This is a seven year course, intended to start at age eleven and continue till graduation. It’s basically a lesson planner, listing skills to learn and practice each week, accompanying instructions, books that go along with the activities, discussion questions for each section, and lists of supplies. It’s a very organized approach, and hard-working mothers, concerned about covering all the bases but who don't have the time to plan out how to do it, will greatly appreciate the organized, thorough methods used in this curriculum.
The skills covered in this curriculum range from basic skills everyone should know, such as how to sew buttons and how to cook breakfast, to more specialized skills like taking care of animals and making soap. It also includes information on giving birth and breastfeeding, which some parents will deem unnecessary information for their daughters at the ages prescribed in this curriculum. The character building aspect focuses on the basics like serving and helping, but also in later years helps learn about finances and even some marriage preparation. It’s saturated with scripture and at all times maintains the idea of serving God and man through the skills learned.
Though no doubt the authors have intended this to be a full-blown course, for most people this curriculum will be a bit overwhelming. It is very helpful as a reference, especially for those who want their daughters to know the basics, but if it’s followed strictly as intended, one could easily drown in the huge amount of pressure to learn everything there is to know about homemaking. Many activities aren’t even that necessary to maintain a home (such as the soap-making and animal-tending). If someone has interest in these activities, this is a handy reference. But in the grand scheme of things, it simply won’t be necessary for most families to devote a whole course to learning things that most people will never use.

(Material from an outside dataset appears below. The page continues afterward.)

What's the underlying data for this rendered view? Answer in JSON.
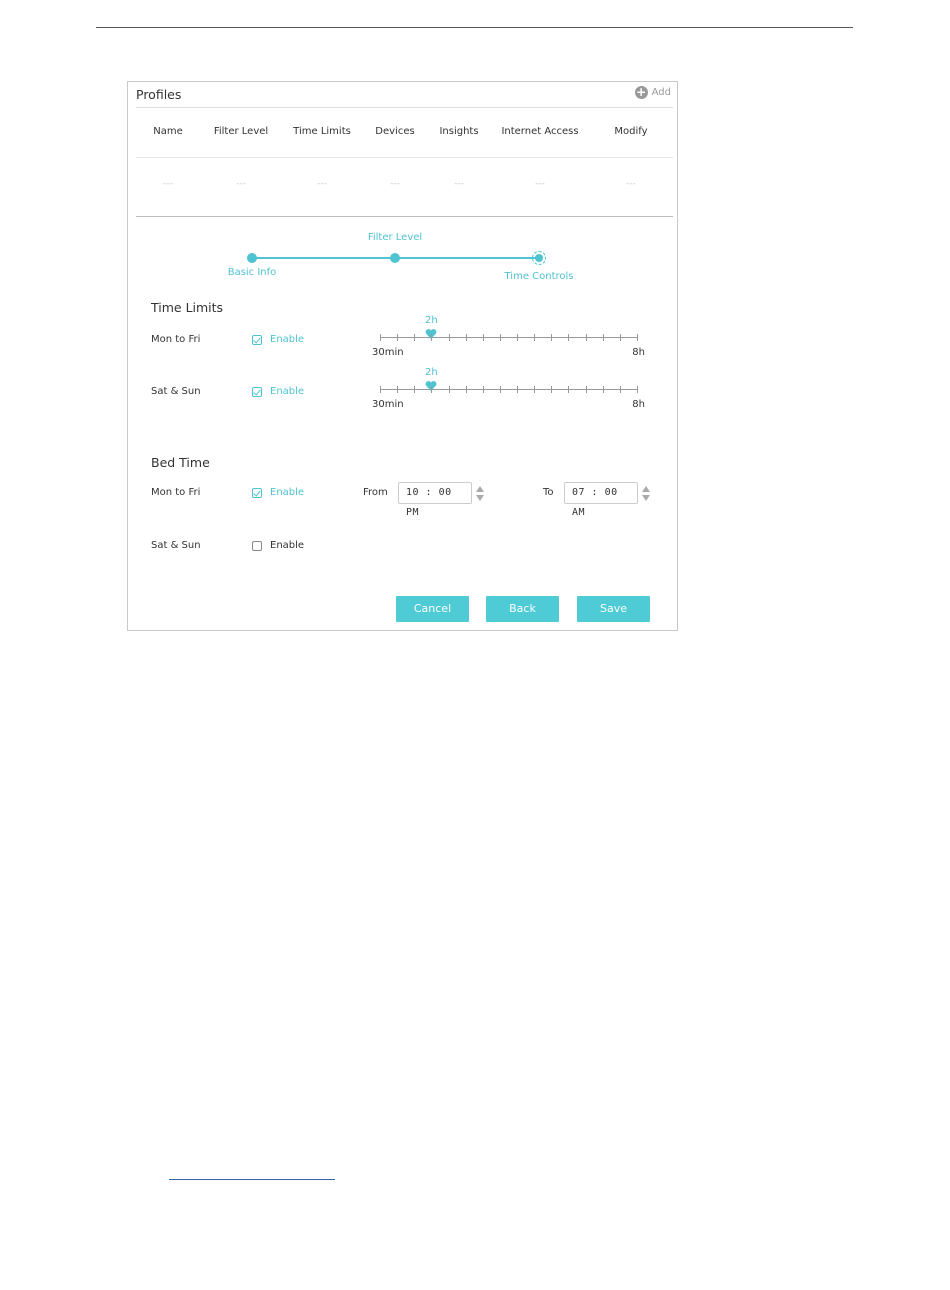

Though when initially describing this curriculum, ‘prairie muffin bible’ was the term that came to mind, we do recognize the need for women to devote themselves to godly homemaking, and we appreciate the great effort the authors have made to provide all the information any would could possibly ever need to know. This curriculum may be a little extreme, but its intentions are the best. Godly homemaking doesn’t necessarily mean you have to know how to milk goats or to be able to sew all your own clothes, but it does mean serving God and your family through keeping of the home, and that’s the main message this curriculum seeks to convey.